*** Opening Source information ***
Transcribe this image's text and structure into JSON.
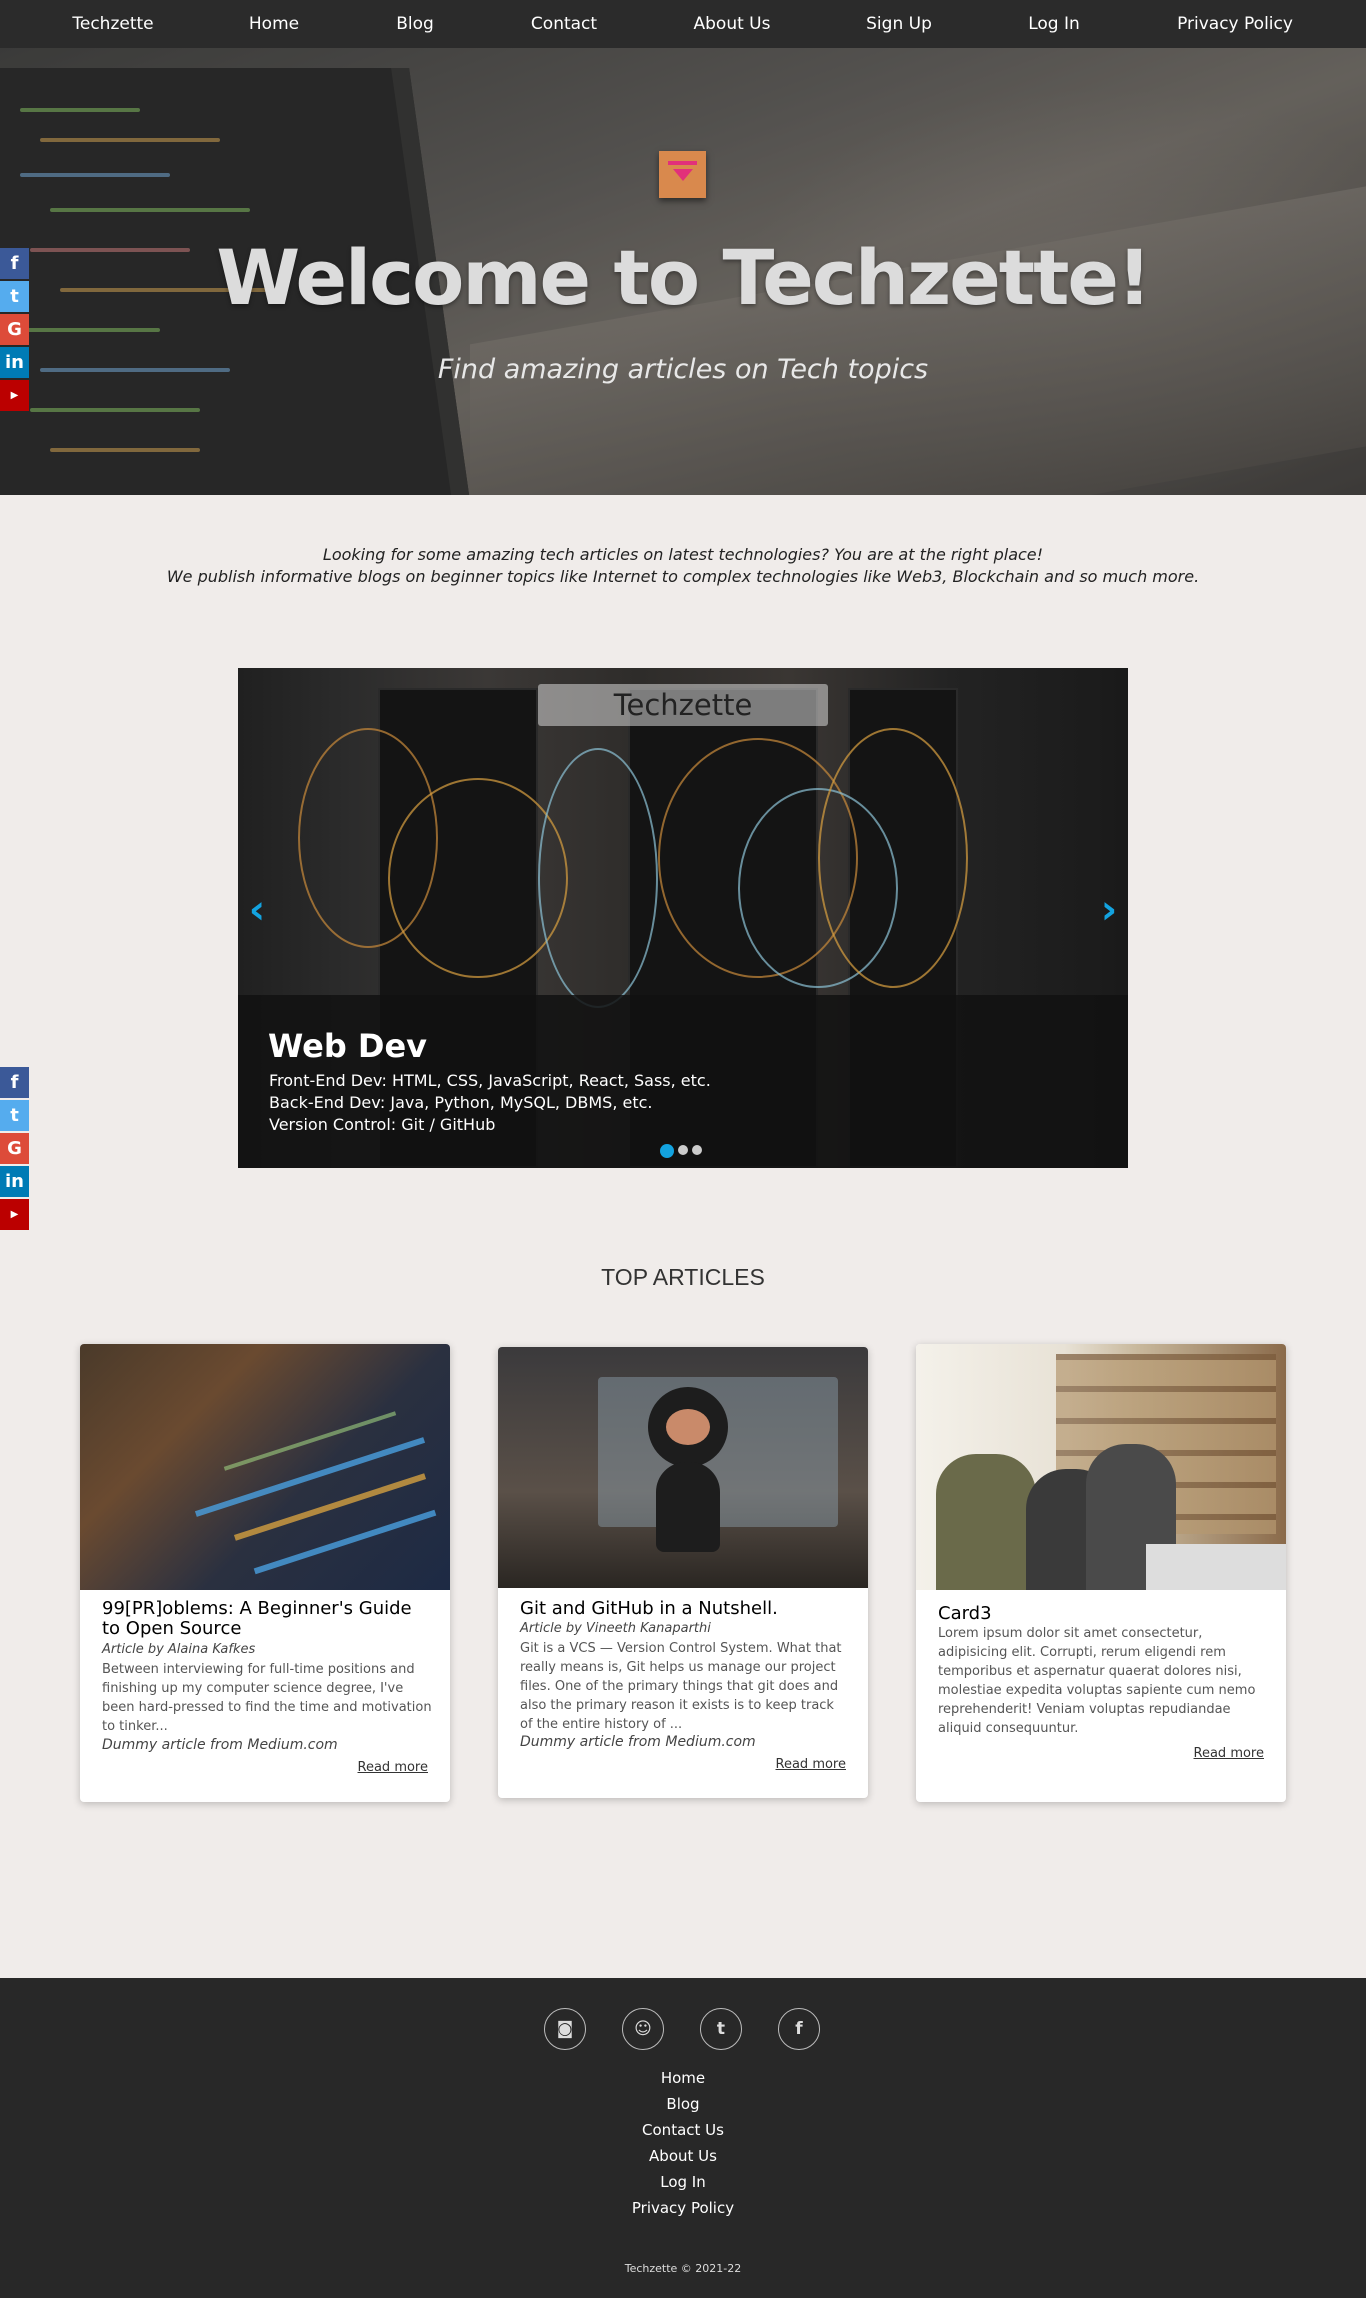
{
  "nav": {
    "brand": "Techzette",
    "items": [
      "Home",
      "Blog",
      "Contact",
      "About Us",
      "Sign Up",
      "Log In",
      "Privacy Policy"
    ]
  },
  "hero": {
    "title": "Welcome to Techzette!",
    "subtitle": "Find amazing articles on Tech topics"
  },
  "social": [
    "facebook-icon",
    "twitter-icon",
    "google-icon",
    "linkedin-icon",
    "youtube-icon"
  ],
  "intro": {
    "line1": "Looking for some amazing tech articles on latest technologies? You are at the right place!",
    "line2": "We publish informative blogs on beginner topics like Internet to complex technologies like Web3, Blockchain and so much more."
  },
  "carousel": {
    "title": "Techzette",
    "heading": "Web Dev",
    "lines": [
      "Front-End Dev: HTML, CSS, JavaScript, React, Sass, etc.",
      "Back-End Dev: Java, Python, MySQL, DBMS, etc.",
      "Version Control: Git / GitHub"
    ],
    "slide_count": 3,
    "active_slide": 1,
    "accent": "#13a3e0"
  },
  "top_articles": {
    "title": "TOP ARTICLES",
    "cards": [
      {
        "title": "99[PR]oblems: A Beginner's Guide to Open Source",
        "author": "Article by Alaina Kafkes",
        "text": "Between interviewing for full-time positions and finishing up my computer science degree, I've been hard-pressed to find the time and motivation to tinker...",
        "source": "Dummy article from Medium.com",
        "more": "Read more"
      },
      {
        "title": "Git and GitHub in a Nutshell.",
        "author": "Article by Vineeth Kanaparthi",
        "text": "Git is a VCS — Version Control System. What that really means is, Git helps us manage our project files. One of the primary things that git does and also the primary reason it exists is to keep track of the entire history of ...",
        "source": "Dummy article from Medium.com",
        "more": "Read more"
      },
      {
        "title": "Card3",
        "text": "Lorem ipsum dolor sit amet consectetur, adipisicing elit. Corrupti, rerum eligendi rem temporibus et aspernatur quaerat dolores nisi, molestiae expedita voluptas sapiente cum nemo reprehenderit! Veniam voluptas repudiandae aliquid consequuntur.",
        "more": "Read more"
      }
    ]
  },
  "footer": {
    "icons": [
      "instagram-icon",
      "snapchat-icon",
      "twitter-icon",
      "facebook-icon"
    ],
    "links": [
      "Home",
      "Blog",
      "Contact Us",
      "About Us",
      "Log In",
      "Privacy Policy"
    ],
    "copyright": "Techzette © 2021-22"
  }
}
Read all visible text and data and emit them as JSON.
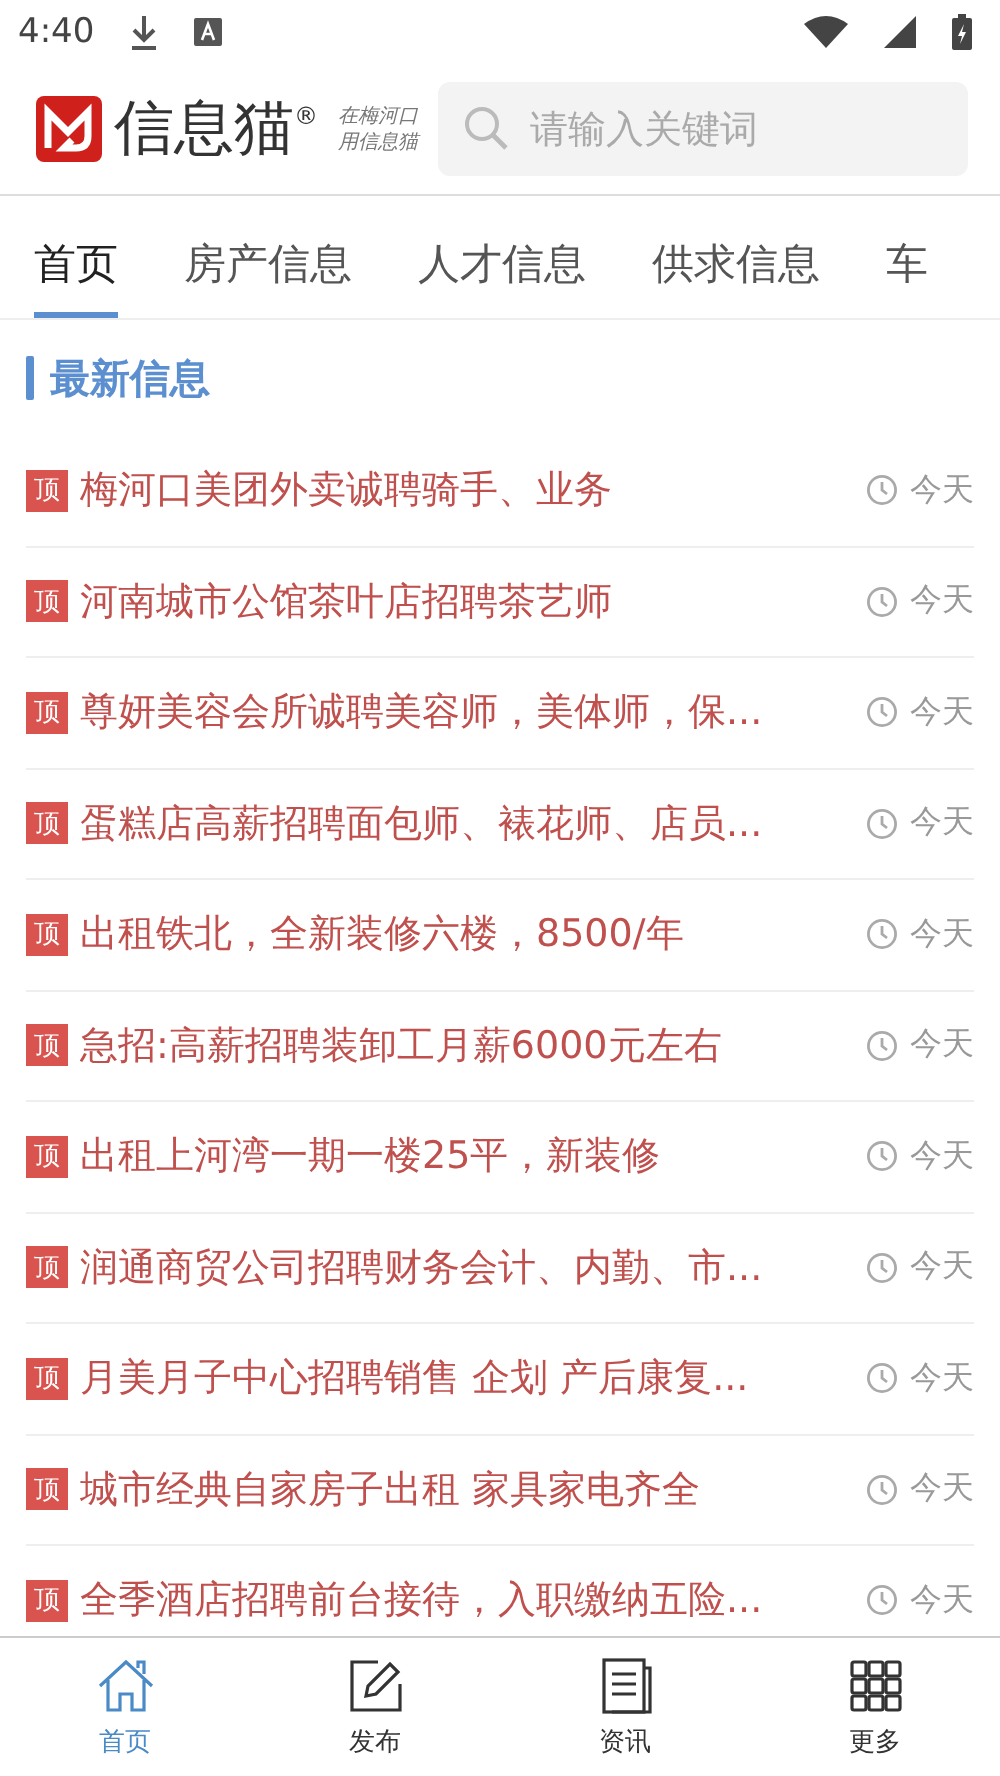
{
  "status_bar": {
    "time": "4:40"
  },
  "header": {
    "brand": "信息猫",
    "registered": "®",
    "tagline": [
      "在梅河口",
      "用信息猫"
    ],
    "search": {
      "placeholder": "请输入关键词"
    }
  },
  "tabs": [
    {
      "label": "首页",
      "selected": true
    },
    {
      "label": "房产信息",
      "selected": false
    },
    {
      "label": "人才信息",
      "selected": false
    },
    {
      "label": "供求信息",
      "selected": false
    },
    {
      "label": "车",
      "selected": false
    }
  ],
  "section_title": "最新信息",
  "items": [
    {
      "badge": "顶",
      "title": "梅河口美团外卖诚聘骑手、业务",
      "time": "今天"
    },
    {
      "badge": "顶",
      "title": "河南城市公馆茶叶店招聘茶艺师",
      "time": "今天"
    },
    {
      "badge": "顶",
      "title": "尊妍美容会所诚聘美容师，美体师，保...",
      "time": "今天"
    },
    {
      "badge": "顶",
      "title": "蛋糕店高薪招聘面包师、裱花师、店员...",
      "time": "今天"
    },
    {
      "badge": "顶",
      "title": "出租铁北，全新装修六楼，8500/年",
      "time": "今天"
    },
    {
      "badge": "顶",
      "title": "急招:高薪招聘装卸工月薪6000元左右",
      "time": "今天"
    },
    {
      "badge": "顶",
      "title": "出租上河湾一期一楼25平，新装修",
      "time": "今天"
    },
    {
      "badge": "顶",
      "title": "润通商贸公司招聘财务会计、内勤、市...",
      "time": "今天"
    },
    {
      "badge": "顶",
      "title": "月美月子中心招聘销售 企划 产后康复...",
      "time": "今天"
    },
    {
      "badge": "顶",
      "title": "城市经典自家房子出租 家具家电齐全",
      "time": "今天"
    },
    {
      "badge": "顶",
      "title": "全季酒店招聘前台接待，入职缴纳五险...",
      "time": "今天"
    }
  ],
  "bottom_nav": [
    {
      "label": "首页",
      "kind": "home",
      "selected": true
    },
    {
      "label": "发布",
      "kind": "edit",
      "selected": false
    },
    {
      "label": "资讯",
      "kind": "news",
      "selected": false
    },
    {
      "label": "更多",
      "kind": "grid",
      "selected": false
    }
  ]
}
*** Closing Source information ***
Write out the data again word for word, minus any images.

- _Output below_
Transcribe this image's text and structure into JSON.
{
  "nav": {
    "brand": "Techzette",
    "items": [
      "Home",
      "Blog",
      "Contact",
      "About Us",
      "Sign Up",
      "Log In",
      "Privacy Policy"
    ]
  },
  "hero": {
    "title": "Welcome to Techzette!",
    "subtitle": "Find amazing articles on Tech topics"
  },
  "social": [
    "facebook-icon",
    "twitter-icon",
    "google-icon",
    "linkedin-icon",
    "youtube-icon"
  ],
  "intro": {
    "line1": "Looking for some amazing tech articles on latest technologies? You are at the right place!",
    "line2": "We publish informative blogs on beginner topics like Internet to complex technologies like Web3, Blockchain and so much more."
  },
  "carousel": {
    "title": "Techzette",
    "heading": "Web Dev",
    "lines": [
      "Front-End Dev: HTML, CSS, JavaScript, React, Sass, etc.",
      "Back-End Dev: Java, Python, MySQL, DBMS, etc.",
      "Version Control: Git / GitHub"
    ],
    "slide_count": 3,
    "active_slide": 1,
    "accent": "#13a3e0"
  },
  "top_articles": {
    "title": "TOP ARTICLES",
    "cards": [
      {
        "title": "99[PR]oblems: A Beginner's Guide to Open Source",
        "author": "Article by Alaina Kafkes",
        "text": "Between interviewing for full-time positions and finishing up my computer science degree, I've been hard-pressed to find the time and motivation to tinker...",
        "source": "Dummy article from Medium.com",
        "more": "Read more"
      },
      {
        "title": "Git and GitHub in a Nutshell.",
        "author": "Article by Vineeth Kanaparthi",
        "text": "Git is a VCS — Version Control System. What that really means is, Git helps us manage our project files. One of the primary things that git does and also the primary reason it exists is to keep track of the entire history of ...",
        "source": "Dummy article from Medium.com",
        "more": "Read more"
      },
      {
        "title": "Card3",
        "text": "Lorem ipsum dolor sit amet consectetur, adipisicing elit. Corrupti, rerum eligendi rem temporibus et aspernatur quaerat dolores nisi, molestiae expedita voluptas sapiente cum nemo reprehenderit! Veniam voluptas repudiandae aliquid consequuntur.",
        "more": "Read more"
      }
    ]
  },
  "footer": {
    "icons": [
      "instagram-icon",
      "snapchat-icon",
      "twitter-icon",
      "facebook-icon"
    ],
    "links": [
      "Home",
      "Blog",
      "Contact Us",
      "About Us",
      "Log In",
      "Privacy Policy"
    ],
    "copyright": "Techzette © 2021-22"
  }
}
Read all visible text and data and emit them as JSON.
{
  "status_bar": {
    "time": "4:40"
  },
  "header": {
    "brand": "信息猫",
    "registered": "®",
    "tagline": [
      "在梅河口",
      "用信息猫"
    ],
    "search": {
      "placeholder": "请输入关键词"
    }
  },
  "tabs": [
    {
      "label": "首页",
      "selected": true
    },
    {
      "label": "房产信息",
      "selected": false
    },
    {
      "label": "人才信息",
      "selected": false
    },
    {
      "label": "供求信息",
      "selected": false
    },
    {
      "label": "车",
      "selected": false
    }
  ],
  "section_title": "最新信息",
  "items": [
    {
      "badge": "顶",
      "title": "梅河口美团外卖诚聘骑手、业务",
      "time": "今天"
    },
    {
      "badge": "顶",
      "title": "河南城市公馆茶叶店招聘茶艺师",
      "time": "今天"
    },
    {
      "badge": "顶",
      "title": "尊妍美容会所诚聘美容师，美体师，保...",
      "time": "今天"
    },
    {
      "badge": "顶",
      "title": "蛋糕店高薪招聘面包师、裱花师、店员...",
      "time": "今天"
    },
    {
      "badge": "顶",
      "title": "出租铁北，全新装修六楼，8500/年",
      "time": "今天"
    },
    {
      "badge": "顶",
      "title": "急招:高薪招聘装卸工月薪6000元左右",
      "time": "今天"
    },
    {
      "badge": "顶",
      "title": "出租上河湾一期一楼25平，新装修",
      "time": "今天"
    },
    {
      "badge": "顶",
      "title": "润通商贸公司招聘财务会计、内勤、市...",
      "time": "今天"
    },
    {
      "badge": "顶",
      "title": "月美月子中心招聘销售 企划 产后康复...",
      "time": "今天"
    },
    {
      "badge": "顶",
      "title": "城市经典自家房子出租 家具家电齐全",
      "time": "今天"
    },
    {
      "badge": "顶",
      "title": "全季酒店招聘前台接待，入职缴纳五险...",
      "time": "今天"
    }
  ],
  "bottom_nav": [
    {
      "label": "首页",
      "kind": "home",
      "selected": true
    },
    {
      "label": "发布",
      "kind": "edit",
      "selected": false
    },
    {
      "label": "资讯",
      "kind": "news",
      "selected": false
    },
    {
      "label": "更多",
      "kind": "grid",
      "selected": false
    }
  ]
}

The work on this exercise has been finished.